A Financial Industry Regulatory Authority Inc. panel said that FSC Securities Corp. is responsible for a $1.2 million arbitration award for compensatory damages to investors that were bilked by Aubrey Lee Price, the infamous Ponzi scammer from Georgia who tried to fake his death to in 2012. FSC Securities is a broker-dealer with AIG Advisor Group (AIG).
The eight claimants contend that the brokerage firm did not supervise a number of brokers who sold them fraudulent securities that were part of Price’s $40 million Ponzi scam. According to their securities lawyer, Price and two other ex-FSC brokers persuaded clients to invest in the PFG fund, an unregistered investment fund, which was the main product of the scheme.

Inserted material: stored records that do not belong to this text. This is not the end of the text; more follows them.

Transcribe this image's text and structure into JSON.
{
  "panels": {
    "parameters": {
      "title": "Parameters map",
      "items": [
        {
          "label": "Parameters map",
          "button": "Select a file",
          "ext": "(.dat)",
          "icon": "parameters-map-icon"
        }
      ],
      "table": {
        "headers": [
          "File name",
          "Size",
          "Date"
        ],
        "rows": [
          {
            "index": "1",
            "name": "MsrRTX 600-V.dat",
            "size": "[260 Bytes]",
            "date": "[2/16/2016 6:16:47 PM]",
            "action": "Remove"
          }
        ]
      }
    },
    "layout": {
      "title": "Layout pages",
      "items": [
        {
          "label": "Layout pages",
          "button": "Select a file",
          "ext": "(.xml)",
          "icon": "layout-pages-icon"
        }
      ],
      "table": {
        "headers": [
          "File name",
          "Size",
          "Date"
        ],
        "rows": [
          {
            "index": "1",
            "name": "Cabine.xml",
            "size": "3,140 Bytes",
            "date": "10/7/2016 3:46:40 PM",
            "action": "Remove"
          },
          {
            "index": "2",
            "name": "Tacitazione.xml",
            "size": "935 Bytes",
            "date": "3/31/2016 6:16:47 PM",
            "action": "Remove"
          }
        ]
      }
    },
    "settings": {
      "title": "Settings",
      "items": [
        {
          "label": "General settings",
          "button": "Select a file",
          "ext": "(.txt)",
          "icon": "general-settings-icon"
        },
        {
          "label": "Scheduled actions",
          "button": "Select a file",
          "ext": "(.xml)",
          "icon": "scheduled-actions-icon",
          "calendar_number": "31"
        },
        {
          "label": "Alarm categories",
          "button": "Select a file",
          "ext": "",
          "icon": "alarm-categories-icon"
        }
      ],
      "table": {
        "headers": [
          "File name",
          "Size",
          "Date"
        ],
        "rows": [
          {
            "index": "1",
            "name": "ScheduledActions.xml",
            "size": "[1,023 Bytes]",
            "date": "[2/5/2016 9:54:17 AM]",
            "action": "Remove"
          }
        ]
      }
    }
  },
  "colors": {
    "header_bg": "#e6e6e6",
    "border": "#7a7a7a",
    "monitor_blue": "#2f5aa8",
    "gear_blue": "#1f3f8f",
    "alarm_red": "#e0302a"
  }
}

When the trading account sustained huge losses Price prepared account statements for investors that noted fake asset amounts and investment returns. The claimants believe that FSC failed to properly supervise its brokers and had numerous chances to detect that Price and the other brokers were selling away into the PFG fund while claiming “preposterous” return rates.
Price was an FSC broker from 2006 to 2008. Prior to that he worked at Citigroup Global Markets (C) and Banc of America Investment Services (BAC). Last year, a federal judge sentenced him to 30 years behind bars for bank fraud.
According to the Federal Bureau of Investigation, Price bilked many of his clients of their life savings. The former minister knew some of his victims from church where he gave seminars on investing as a Christian.
He pretended to commit suicide on his boat before heading off to Mexico and Florida. He left a suicide letter admitting to bilking individual investors and MB&T Bank.
Price is also accused of embezzling more than $21 million in capital from MB & T Bank and losing a lot of the money in high-risk equity securities and options. He also allegedly provided bank officials with false account statements.
After faking his death Price became a drug dealer and bodyguard for prostitutes. He was arrested in 2013 at a routine traffic stop when he showed a fake I.D.
In 2012, the SEC froze Price’s assets and accused him of targeting over 100 investors, primarily in Florida and Georgia. Many of his victims were elderly investors.
In an email to InvestmentNews, An AIG Advisor Group spokesperson noted that Price did not start his hedge fund until the year after he left FSC Securities. The spokesperson also pointed out that a number of the hedge fund investments in the claim happened in 2011, over three years after Price left the firm. The brokerage firm maintains that it did not know anything about Price’s activities after he was no longer with FSC Securities. However, the SEC contends that Price started his scam in 2008.
Ponzi schemer haunts AIG Advisor Group in arbitration decision, InvestmentNews, April 14, 2015
Aubrey Lee Price, Former Bank Director Who Faked His Own Death, Sentenced to 30 Years in Prison, FBI, October 28, 2014